PROBLEM STATEMENT >>
Find the string "thuận" in the entries and copy each line that has it.

[Records excerpted from a collection]
_ _ _

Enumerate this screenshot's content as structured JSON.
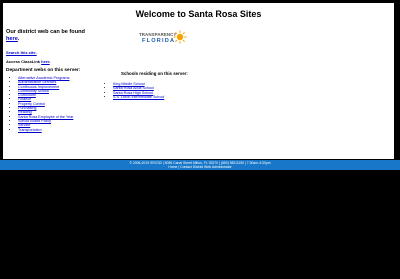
{
  "title": "Welcome to Santa Rosa Sites",
  "intro": {
    "line": "Our district web can be found",
    "link": "here"
  },
  "logo": {
    "top": "TRANSPARENCY",
    "bottom": "FLORIDA"
  },
  "search_link": "Search this site.",
  "classlink": {
    "prefix": "Access ClassLink",
    "link": "here"
  },
  "departments": {
    "heading": "Department webs on this server:",
    "items": [
      "Alternative Academic Programs",
      "Administrative Services",
      "Continuous Improvement",
      "Community School",
      "Curriculum",
      "Finance",
      "Property Control",
      "Purchasing",
      "Reading",
      "Santa Rosa Employee of the Year",
      "School Board Policy",
      "Service",
      "Transportation"
    ]
  },
  "schools": {
    "heading": "Schools residing on this server:",
    "items": [
      "King Middle School",
      "Santa Rosa Adult School",
      "Santa Rosa High School",
      "S.S. Dixon Intermediate School"
    ]
  },
  "footer": {
    "line1": "© 2006-2019 SRCSD  |  5086 Canal Street  Milton, FL  32570  |  (850) 983-5150  |  7:30am-4:30pm",
    "home": "Home",
    "contact": "Contact District Web Administrator"
  },
  "colors": {
    "footer_bg": "#1877c8",
    "link": "#0000cc"
  }
}
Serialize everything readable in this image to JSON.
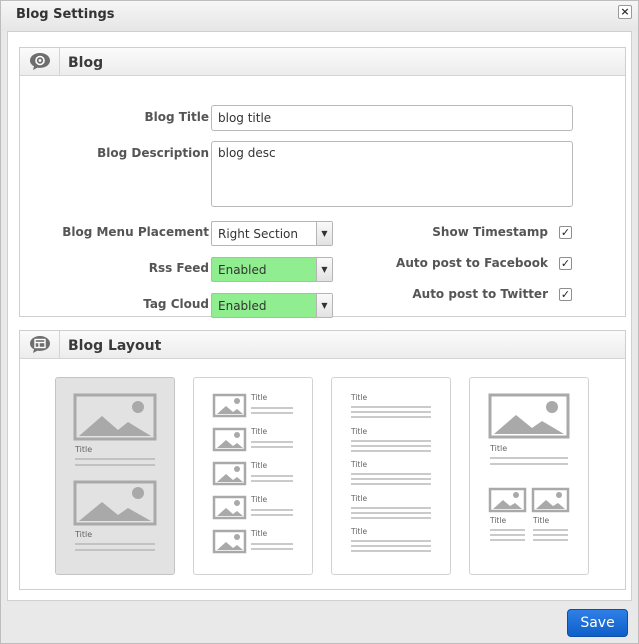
{
  "window": {
    "title": "Blog Settings",
    "close_glyph": "×"
  },
  "blog_section": {
    "title": "Blog",
    "icon": "speech-bubble-gear-icon",
    "fields": {
      "title_label": "Blog Title",
      "title_value": "blog title",
      "description_label": "Blog Description",
      "description_value": "blog desc",
      "menu_placement_label": "Blog Menu Placement",
      "menu_placement_value": "Right Section",
      "rss_label": "Rss Feed",
      "rss_value": "Enabled",
      "tag_cloud_label": "Tag Cloud",
      "tag_cloud_value": "Enabled"
    },
    "checkboxes": [
      {
        "label": "Show Timestamp",
        "checked": true
      },
      {
        "label": "Auto post to Facebook",
        "checked": true
      },
      {
        "label": "Auto post to Twitter",
        "checked": true
      }
    ],
    "check_glyph": "✓",
    "arrow_glyph": "▼",
    "select_highlight_color": "#90ee90"
  },
  "layout_section": {
    "title": "Blog Layout",
    "icon": "speech-bubble-layout-icon",
    "card_title_text": "Title",
    "selected_index": 0,
    "layouts": [
      "large-image-list",
      "thumbnail-list",
      "text-list",
      "featured-grid"
    ]
  },
  "footer": {
    "save_label": "Save",
    "save_color": "#1a6fdc"
  }
}
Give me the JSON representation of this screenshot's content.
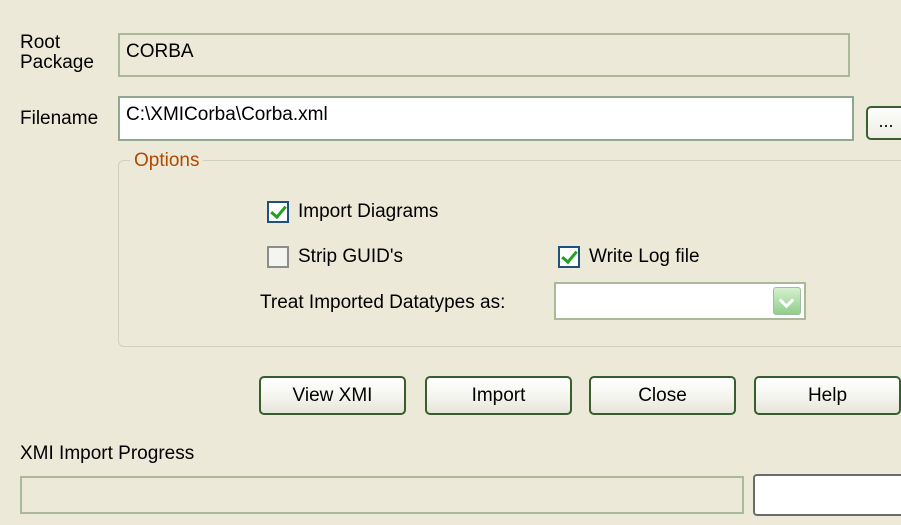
{
  "root_package": {
    "label": "Root Package",
    "value": "CORBA"
  },
  "filename": {
    "label": "Filename",
    "value": "C:\\XMICorba\\Corba.xml",
    "browse_label": "..."
  },
  "options": {
    "legend": "Options",
    "import_diagrams": {
      "label": "Import Diagrams",
      "checked": true
    },
    "strip_guids": {
      "label": "Strip GUID's",
      "checked": false
    },
    "write_log": {
      "label": "Write Log file",
      "checked": true
    },
    "datatypes": {
      "label": "Treat Imported Datatypes as:",
      "value": ""
    }
  },
  "buttons": {
    "view_xmi": "View XMI",
    "import": "Import",
    "close": "Close",
    "help": "Help"
  },
  "progress": {
    "label": "XMI Import Progress",
    "value": 0,
    "fill_color": "#5fbf5f"
  },
  "icons": {
    "checkbox_checked": "check-icon",
    "combo_arrow": "chevron-down-icon"
  }
}
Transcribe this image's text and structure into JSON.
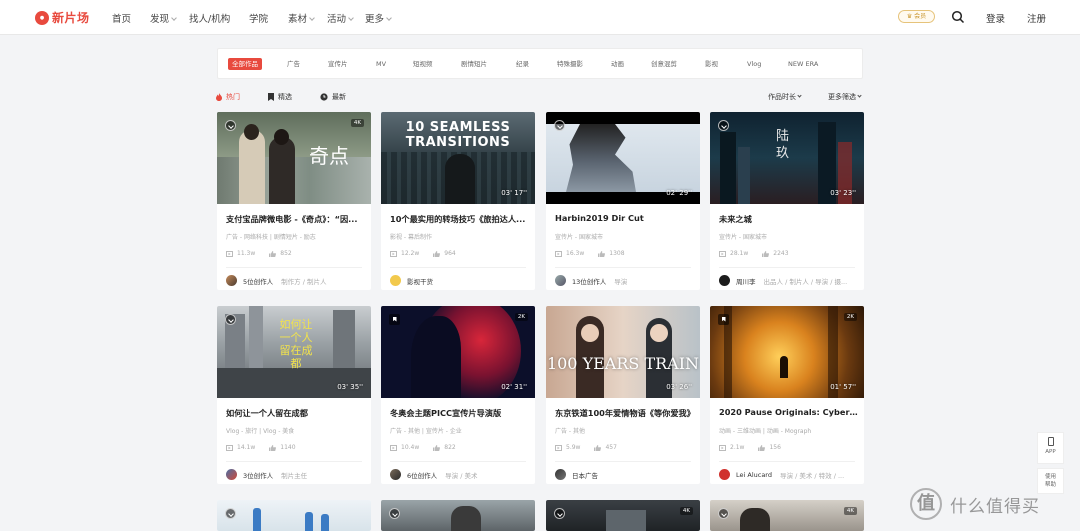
{
  "nav": {
    "logo_mark": "新片场",
    "logo_text": "新片场",
    "items": [
      "首页",
      "发现",
      "找人/机构",
      "学院",
      "素材",
      "活动",
      "更多"
    ],
    "vip_label": "会员",
    "login": "登录",
    "register": "注册"
  },
  "filters": [
    "全部作品",
    "广告",
    "宣传片",
    "MV",
    "短视频",
    "剧情短片",
    "纪录",
    "特殊摄影",
    "动画",
    "创意混剪",
    "影视",
    "Vlog",
    "NEW ERA"
  ],
  "sort": {
    "hot": "热门",
    "picked": "精选",
    "latest": "最新",
    "duration": "作品时长",
    "more": "更多筛选"
  },
  "cards": [
    {
      "title": "支付宝品牌微电影 -《奇点》：“因...",
      "tags": "广告 - 网络科技  |  剧情短片 - 励志",
      "views": "11.3w",
      "likes": "852",
      "author": "5位创作人",
      "role": "制作方 / 制片人",
      "res": "4K",
      "duration": "",
      "overlay": "奇点"
    },
    {
      "title": "10个最实用的转场技巧《旅拍达人...",
      "tags": "影视 - 幕后制作",
      "views": "12.2w",
      "likes": "964",
      "author": "影视干货",
      "role": "",
      "res": "",
      "duration": "03' 17''",
      "overlay": "10 SEAMLESS TRANSITIONS"
    },
    {
      "title": "Harbin2019 Dir Cut",
      "tags": "宣传片 - 国家城市",
      "views": "16.3w",
      "likes": "1308",
      "author": "13位创作人",
      "role": "导演",
      "res": "",
      "duration": "02' 29''",
      "overlay": ""
    },
    {
      "title": "未来之城",
      "tags": "宣传片 - 国家城市",
      "views": "28.1w",
      "likes": "2243",
      "author": "周川李",
      "role": "出品人 / 制片人 / 导演 / 摄...",
      "res": "",
      "duration": "03' 23''",
      "overlay": "陆玖"
    },
    {
      "title": "如何让一个人留在成都",
      "tags": "Vlog - 旅行  |  Vlog - 美食",
      "views": "14.1w",
      "likes": "1140",
      "author": "3位创作人",
      "role": "制片主任",
      "res": "",
      "duration": "03' 35''",
      "overlay": "如何让一个人留在成都"
    },
    {
      "title": "冬奥会主题PICC宣传片导演版",
      "tags": "广告 - 其他  |  宣传片 - 企业",
      "views": "10.4w",
      "likes": "822",
      "author": "6位创作人",
      "role": "导演 / 美术",
      "res": "2K",
      "duration": "02' 31''",
      "overlay": ""
    },
    {
      "title": "东京铁道100年爱情物语《等你爱我》",
      "tags": "广告 - 其他",
      "views": "5.9w",
      "likes": "457",
      "author": "日本广告",
      "role": "",
      "res": "",
      "duration": "03' 26''",
      "overlay": "100 YEARS TRAIN"
    },
    {
      "title": "2020 Pause Originals: Cyberpun...",
      "tags": "动画 - 三维动画  |  动画 - Mograph",
      "views": "2.1w",
      "likes": "156",
      "author": "Lei Alucard",
      "role": "导演 / 美术 / 特效 / ...",
      "res": "2K",
      "duration": "01' 57''",
      "overlay": ""
    }
  ],
  "bottom_row_res": [
    "",
    "",
    "4K",
    "4K"
  ],
  "float": {
    "app": "APP",
    "help": "使用帮助"
  },
  "watermark": {
    "logo": "值",
    "text": "什么值得买"
  }
}
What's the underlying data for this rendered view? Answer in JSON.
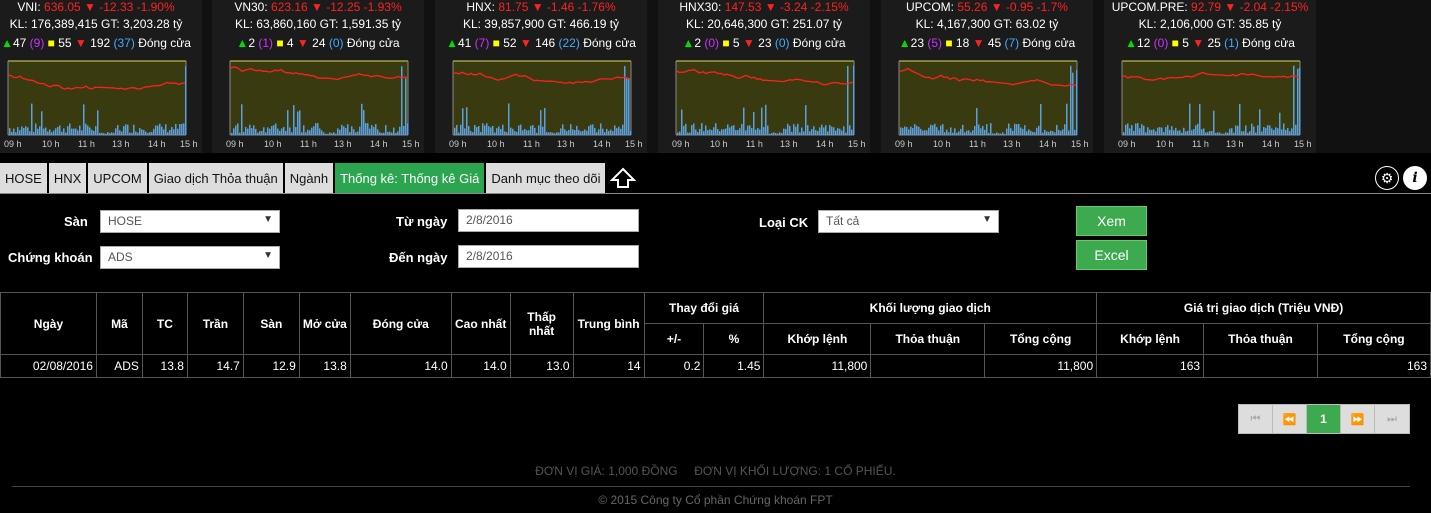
{
  "indices": [
    {
      "name": "VNI",
      "value": "636.05",
      "change": "-12.33",
      "pct": "-1.90%",
      "volume": "KL: 176,389,415 GT: 3,203.28 tỷ",
      "up": "47",
      "ceil": "(9)",
      "flat": "55",
      "down": "192",
      "floor": "(37)",
      "status": "Đóng cửa"
    },
    {
      "name": "VN30",
      "value": "623.16",
      "change": "-12.25",
      "pct": "-1.93%",
      "volume": "KL: 63,860,160 GT: 1,591.35 tỷ",
      "up": "2",
      "ceil": "(1)",
      "flat": "4",
      "down": "24",
      "floor": "(0)",
      "status": "Đóng cửa"
    },
    {
      "name": "HNX",
      "value": "81.75",
      "change": "-1.46",
      "pct": "-1.76%",
      "volume": "KL: 39,857,900 GT: 466.19 tỷ",
      "up": "41",
      "ceil": "(7)",
      "flat": "52",
      "down": "146",
      "floor": "(22)",
      "status": "Đóng cửa"
    },
    {
      "name": "HNX30",
      "value": "147.53",
      "change": "-3.24",
      "pct": "-2.15%",
      "volume": "KL: 20,646,300 GT: 251.07 tỷ",
      "up": "2",
      "ceil": "(0)",
      "flat": "5",
      "down": "23",
      "floor": "(0)",
      "status": "Đóng cửa"
    },
    {
      "name": "UPCOM",
      "value": "55.26",
      "change": "-0.95",
      "pct": "-1.7%",
      "volume": "KL: 4,167,300 GT: 63.02 tỷ",
      "up": "23",
      "ceil": "(5)",
      "flat": "18",
      "down": "45",
      "floor": "(7)",
      "status": "Đóng cửa"
    },
    {
      "name": "UPCOM.PRE",
      "value": "92.79",
      "change": "-2.04",
      "pct": "-2.15%",
      "volume": "KL: 2,106,000 GT: 35.85 tỷ",
      "up": "12",
      "ceil": "(0)",
      "flat": "5",
      "down": "25",
      "floor": "(1)",
      "status": "Đóng cửa"
    }
  ],
  "chart_hours": [
    "09 h",
    "10 h",
    "11 h",
    "13 h",
    "14 h",
    "15 h"
  ],
  "chart_colors": {
    "price": "#ff2020",
    "volume": "#5aa0e0",
    "area": "#3a3a10",
    "axis": "#d8d860"
  },
  "tabs": [
    "HOSE",
    "HNX",
    "UPCOM",
    "Giao dịch Thỏa thuận",
    "Ngành",
    "Thống kê: Thống kê Giá",
    "Danh mục theo dõi"
  ],
  "active_tab": 5,
  "icons": {
    "collapse": "up-arrow-icon",
    "settings": "gear-icon",
    "info": "info-icon"
  },
  "form": {
    "san_label": "Sàn",
    "san_value": "HOSE",
    "ck_label": "Chứng khoán",
    "ck_value": "ADS",
    "from_label": "Từ ngày",
    "from_value": "2/8/2016",
    "to_label": "Đến ngày",
    "to_value": "2/8/2016",
    "type_label": "Loại CK",
    "type_value": "Tất cả",
    "view_button": "Xem",
    "excel_button": "Excel"
  },
  "table": {
    "headers": {
      "date": "Ngày",
      "code": "Mã",
      "ref": "TC",
      "ceil": "Trần",
      "floor": "Sàn",
      "open": "Mở cửa",
      "close": "Đóng cửa",
      "high": "Cao nhất",
      "low": "Thấp nhất",
      "avg": "Trung bình",
      "change_group": "Thay đổi giá",
      "change_abs": "+/-",
      "change_pct": "%",
      "vol_group": "Khối lượng giao dịch",
      "vol_match": "Khớp lệnh",
      "vol_deal": "Thỏa thuận",
      "vol_total": "Tổng cộng",
      "val_group": "Giá trị giao dịch (Triệu VNĐ)",
      "val_match": "Khớp lệnh",
      "val_deal": "Thỏa thuận",
      "val_total": "Tổng cộng"
    },
    "rows": [
      {
        "date": "02/08/2016",
        "code": "ADS",
        "ref": "13.8",
        "ceil": "14.7",
        "floor": "12.9",
        "open": "13.8",
        "close": "14.0",
        "high": "14.0",
        "low": "13.0",
        "avg": "14",
        "change_abs": "0.2",
        "change_pct": "1.45",
        "vol_match": "11,800",
        "vol_deal": "",
        "vol_total": "11,800",
        "val_match": "163",
        "val_deal": "",
        "val_total": "163"
      }
    ]
  },
  "pager": {
    "current": "1"
  },
  "footer_note": "ĐƠN VỊ GIÁ: 1,000 ĐỒNG     ĐƠN VỊ KHỐI LƯỢNG: 1 CỔ PHIẾU.",
  "copyright": "© 2015 Công ty Cổ phần Chứng khoán FPT"
}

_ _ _

ANSWER TO THIS EXERCISE >>
    "Giao dịch Thỏa thuận",
      "vol_deal": "Thỏa thuận",
      "val_deal": "Thỏa thuận",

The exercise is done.